→ Task to complete:
Check each line of the listing for the string "børn", count the lines that have it, and answer with that number only.
=== Dataset entries ===
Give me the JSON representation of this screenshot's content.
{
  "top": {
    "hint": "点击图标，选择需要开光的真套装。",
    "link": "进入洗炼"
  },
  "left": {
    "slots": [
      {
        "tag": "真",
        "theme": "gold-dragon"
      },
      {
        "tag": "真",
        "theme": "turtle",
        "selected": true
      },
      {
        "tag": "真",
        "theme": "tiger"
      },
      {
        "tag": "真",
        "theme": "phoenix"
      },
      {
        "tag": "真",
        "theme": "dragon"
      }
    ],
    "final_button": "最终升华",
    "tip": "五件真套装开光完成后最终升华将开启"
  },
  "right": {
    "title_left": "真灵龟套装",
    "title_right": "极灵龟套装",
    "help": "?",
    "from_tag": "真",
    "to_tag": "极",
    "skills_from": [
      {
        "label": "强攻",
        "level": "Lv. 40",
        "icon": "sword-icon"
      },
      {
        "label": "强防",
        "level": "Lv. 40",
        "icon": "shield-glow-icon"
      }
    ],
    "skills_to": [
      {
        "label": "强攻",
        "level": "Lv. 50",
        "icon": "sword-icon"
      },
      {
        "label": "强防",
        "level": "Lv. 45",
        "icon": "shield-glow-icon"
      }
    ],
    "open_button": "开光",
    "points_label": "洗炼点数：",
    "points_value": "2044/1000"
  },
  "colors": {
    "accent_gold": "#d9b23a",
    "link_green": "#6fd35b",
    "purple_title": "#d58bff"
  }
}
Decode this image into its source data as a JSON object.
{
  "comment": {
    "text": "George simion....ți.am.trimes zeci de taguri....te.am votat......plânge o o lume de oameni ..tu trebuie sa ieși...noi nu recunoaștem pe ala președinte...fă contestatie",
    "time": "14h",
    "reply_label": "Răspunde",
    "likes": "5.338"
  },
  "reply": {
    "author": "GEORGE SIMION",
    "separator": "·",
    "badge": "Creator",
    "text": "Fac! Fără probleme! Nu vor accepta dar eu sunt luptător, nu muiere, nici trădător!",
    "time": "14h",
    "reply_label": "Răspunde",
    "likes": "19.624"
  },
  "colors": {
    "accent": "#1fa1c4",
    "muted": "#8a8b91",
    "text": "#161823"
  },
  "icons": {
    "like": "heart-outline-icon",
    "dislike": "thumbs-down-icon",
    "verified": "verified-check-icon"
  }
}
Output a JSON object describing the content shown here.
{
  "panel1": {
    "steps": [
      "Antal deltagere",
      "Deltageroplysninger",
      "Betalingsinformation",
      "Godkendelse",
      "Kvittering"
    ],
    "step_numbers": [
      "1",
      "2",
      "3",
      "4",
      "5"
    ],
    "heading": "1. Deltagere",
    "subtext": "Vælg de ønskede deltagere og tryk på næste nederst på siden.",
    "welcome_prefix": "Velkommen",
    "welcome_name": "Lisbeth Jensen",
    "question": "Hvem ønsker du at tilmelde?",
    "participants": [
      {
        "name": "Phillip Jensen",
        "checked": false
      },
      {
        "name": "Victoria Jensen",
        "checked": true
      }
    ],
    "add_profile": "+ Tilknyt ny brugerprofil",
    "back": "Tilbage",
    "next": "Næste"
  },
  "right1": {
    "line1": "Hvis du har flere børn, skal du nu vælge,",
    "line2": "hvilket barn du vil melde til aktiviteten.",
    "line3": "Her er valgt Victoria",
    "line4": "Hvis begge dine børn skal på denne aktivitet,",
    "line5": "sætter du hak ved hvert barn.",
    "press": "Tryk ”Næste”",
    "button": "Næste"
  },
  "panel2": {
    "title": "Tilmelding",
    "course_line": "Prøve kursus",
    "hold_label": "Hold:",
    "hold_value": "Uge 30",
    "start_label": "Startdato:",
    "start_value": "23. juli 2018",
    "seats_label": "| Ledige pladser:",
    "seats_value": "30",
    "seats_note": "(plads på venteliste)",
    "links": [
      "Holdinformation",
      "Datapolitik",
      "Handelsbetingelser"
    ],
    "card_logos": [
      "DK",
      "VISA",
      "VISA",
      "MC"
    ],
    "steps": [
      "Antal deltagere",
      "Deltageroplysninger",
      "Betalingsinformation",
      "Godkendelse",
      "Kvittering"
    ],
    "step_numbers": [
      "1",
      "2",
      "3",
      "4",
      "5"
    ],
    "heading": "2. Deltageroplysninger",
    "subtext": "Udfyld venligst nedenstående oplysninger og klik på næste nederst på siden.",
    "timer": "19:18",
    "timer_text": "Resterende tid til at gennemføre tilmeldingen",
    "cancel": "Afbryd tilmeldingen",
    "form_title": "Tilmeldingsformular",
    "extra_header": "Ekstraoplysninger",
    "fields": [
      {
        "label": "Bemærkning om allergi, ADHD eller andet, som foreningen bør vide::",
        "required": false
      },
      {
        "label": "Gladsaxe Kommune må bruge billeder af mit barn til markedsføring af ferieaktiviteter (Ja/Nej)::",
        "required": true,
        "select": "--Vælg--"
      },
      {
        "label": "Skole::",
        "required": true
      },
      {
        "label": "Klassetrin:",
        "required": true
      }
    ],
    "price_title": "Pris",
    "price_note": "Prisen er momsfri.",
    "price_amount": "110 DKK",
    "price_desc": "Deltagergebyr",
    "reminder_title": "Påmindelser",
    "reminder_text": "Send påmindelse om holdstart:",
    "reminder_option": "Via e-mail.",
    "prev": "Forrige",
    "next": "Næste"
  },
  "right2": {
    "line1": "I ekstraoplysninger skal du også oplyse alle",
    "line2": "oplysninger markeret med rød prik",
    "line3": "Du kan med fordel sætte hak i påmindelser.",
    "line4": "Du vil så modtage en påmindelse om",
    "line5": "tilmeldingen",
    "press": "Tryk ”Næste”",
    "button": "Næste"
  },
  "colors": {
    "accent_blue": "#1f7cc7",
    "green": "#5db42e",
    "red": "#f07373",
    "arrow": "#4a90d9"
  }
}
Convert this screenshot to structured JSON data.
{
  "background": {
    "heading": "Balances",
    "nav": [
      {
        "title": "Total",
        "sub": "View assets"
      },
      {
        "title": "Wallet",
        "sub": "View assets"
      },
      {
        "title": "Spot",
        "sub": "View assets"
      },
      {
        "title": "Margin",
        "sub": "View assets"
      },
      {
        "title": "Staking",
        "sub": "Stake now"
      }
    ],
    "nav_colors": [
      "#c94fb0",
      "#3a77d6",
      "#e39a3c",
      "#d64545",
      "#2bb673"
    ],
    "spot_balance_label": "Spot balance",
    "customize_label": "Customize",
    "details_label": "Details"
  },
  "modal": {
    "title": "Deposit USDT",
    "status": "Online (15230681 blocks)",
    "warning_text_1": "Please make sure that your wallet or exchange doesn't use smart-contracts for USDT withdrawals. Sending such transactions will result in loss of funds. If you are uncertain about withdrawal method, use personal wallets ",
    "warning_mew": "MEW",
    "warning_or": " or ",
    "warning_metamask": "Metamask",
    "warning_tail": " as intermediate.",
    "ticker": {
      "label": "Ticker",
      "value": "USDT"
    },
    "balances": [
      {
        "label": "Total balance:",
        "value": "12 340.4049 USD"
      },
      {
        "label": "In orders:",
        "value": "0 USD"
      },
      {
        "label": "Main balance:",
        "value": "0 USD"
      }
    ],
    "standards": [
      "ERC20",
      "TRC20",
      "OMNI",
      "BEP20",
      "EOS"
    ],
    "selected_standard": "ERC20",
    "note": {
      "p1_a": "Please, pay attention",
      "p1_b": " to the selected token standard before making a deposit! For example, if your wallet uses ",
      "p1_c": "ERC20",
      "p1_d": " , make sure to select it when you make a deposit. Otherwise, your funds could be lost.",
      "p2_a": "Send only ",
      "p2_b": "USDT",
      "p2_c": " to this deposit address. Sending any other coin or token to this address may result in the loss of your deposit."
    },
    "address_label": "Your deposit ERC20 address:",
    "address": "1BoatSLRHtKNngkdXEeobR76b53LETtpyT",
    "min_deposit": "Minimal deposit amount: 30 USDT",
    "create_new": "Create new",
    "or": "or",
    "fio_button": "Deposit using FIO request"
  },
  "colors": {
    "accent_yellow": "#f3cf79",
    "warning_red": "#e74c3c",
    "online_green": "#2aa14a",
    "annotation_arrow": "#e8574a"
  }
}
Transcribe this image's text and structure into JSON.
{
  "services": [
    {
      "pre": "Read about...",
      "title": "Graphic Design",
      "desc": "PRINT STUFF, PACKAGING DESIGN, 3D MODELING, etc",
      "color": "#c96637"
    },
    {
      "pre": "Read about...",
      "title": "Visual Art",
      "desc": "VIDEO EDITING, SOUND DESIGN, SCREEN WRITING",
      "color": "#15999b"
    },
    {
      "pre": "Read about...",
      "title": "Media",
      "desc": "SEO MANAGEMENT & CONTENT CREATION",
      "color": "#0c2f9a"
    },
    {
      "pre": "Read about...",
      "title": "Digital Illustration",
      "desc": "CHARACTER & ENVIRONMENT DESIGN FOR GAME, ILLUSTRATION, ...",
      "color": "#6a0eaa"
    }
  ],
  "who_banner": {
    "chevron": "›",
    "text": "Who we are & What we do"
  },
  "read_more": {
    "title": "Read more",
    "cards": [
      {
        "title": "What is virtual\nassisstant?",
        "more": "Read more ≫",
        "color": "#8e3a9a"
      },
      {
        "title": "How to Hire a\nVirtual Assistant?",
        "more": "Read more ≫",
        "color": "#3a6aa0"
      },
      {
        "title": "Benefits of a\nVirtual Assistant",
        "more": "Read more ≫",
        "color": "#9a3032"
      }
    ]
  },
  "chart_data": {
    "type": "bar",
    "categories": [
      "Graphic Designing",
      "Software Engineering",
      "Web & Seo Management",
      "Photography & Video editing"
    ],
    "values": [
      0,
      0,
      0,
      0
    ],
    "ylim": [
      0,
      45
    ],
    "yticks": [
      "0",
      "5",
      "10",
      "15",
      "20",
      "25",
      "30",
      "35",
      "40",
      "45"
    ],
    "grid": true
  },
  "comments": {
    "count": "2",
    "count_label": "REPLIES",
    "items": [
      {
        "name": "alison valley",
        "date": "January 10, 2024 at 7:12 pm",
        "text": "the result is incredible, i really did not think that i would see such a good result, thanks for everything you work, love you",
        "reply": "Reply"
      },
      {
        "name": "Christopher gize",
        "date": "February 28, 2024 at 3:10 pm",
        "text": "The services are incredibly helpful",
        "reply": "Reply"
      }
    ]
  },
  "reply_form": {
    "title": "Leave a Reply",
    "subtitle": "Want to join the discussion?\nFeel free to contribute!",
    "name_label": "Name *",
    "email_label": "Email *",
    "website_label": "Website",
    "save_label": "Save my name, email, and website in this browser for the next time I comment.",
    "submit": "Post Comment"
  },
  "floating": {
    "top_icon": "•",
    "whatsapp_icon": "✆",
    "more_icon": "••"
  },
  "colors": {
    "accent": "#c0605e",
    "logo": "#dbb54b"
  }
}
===
→ Answer to this problem:
2